**Task statement:**
Among the entries that follow, find the lines containing the string "applicant" and copy them.

Website and app data records:
• • • •

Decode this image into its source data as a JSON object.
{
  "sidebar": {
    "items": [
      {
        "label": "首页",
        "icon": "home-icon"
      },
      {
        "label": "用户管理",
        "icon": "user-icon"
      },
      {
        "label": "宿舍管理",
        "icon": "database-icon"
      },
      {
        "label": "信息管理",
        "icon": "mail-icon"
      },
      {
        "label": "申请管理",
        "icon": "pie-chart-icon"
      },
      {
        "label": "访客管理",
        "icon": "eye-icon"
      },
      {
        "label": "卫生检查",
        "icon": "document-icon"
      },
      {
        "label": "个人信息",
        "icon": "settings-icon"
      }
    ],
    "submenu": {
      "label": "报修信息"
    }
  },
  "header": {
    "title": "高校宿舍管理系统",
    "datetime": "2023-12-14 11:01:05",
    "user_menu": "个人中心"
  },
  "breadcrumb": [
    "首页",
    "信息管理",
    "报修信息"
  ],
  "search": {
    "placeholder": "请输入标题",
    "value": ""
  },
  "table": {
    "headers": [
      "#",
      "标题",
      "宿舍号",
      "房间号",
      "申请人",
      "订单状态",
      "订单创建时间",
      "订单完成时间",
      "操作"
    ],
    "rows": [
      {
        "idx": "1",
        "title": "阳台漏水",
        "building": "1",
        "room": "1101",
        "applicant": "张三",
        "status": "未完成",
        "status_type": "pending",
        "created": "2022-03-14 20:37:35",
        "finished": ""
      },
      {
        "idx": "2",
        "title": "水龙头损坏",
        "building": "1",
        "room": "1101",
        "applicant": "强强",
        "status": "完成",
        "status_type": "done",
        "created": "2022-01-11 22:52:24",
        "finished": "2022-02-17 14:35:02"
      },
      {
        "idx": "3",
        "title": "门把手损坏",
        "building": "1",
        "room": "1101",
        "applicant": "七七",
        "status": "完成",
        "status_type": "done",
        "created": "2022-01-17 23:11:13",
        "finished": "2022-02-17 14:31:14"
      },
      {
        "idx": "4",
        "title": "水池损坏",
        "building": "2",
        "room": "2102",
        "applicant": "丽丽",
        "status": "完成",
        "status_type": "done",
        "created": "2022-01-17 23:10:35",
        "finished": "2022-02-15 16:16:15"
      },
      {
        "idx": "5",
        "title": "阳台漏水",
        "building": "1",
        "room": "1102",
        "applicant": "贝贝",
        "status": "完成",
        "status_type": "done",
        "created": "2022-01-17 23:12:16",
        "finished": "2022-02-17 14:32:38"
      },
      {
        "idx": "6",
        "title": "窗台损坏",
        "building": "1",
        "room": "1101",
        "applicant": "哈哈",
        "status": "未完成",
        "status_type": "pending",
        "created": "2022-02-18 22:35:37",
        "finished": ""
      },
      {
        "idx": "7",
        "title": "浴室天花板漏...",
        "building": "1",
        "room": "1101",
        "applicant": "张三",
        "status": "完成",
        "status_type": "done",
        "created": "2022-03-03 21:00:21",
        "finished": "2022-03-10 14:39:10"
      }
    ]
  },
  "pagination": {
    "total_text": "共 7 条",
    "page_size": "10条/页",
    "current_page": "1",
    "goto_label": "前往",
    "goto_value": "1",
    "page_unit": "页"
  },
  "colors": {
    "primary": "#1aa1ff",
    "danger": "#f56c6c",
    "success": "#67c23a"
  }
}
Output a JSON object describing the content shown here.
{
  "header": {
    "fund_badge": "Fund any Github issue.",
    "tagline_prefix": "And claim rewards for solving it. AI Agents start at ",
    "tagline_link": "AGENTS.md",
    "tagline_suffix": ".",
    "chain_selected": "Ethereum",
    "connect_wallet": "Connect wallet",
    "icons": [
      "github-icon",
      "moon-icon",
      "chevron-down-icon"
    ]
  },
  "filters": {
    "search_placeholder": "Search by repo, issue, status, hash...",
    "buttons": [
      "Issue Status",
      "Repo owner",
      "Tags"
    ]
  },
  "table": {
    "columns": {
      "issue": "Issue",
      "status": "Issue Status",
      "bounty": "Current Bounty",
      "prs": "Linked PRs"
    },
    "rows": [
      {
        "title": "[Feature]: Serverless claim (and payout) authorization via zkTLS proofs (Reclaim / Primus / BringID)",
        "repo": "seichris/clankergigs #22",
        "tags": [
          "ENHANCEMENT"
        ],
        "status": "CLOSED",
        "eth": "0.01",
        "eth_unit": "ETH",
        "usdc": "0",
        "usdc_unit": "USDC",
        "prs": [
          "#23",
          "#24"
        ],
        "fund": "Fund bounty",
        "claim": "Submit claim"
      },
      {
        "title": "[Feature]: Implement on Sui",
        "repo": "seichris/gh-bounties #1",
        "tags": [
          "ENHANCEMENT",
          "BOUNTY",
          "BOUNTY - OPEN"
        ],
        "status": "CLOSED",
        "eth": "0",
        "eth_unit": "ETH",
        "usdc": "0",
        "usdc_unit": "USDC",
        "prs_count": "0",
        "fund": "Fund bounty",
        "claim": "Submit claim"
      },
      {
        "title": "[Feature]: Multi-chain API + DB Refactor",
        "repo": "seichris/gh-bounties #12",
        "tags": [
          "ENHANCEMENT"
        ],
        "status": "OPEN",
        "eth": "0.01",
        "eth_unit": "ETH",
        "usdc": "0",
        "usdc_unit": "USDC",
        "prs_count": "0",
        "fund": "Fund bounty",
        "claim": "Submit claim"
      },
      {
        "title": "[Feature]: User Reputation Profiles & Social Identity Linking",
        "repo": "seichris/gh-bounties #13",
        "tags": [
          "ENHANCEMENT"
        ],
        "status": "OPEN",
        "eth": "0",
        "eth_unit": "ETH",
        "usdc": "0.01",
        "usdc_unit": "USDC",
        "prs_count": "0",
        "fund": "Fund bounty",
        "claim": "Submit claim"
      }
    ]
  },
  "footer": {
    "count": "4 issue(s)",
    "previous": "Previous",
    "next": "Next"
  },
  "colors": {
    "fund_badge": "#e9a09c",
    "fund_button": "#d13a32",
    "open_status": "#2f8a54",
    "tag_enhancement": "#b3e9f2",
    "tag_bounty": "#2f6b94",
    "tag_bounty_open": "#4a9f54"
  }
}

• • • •

**Reply:**
        "applicant": "张三",
        "applicant": "强强",
        "applicant": "七七",
        "applicant": "丽丽",
        "applicant": "贝贝",
        "applicant": "哈哈",
        "applicant": "张三",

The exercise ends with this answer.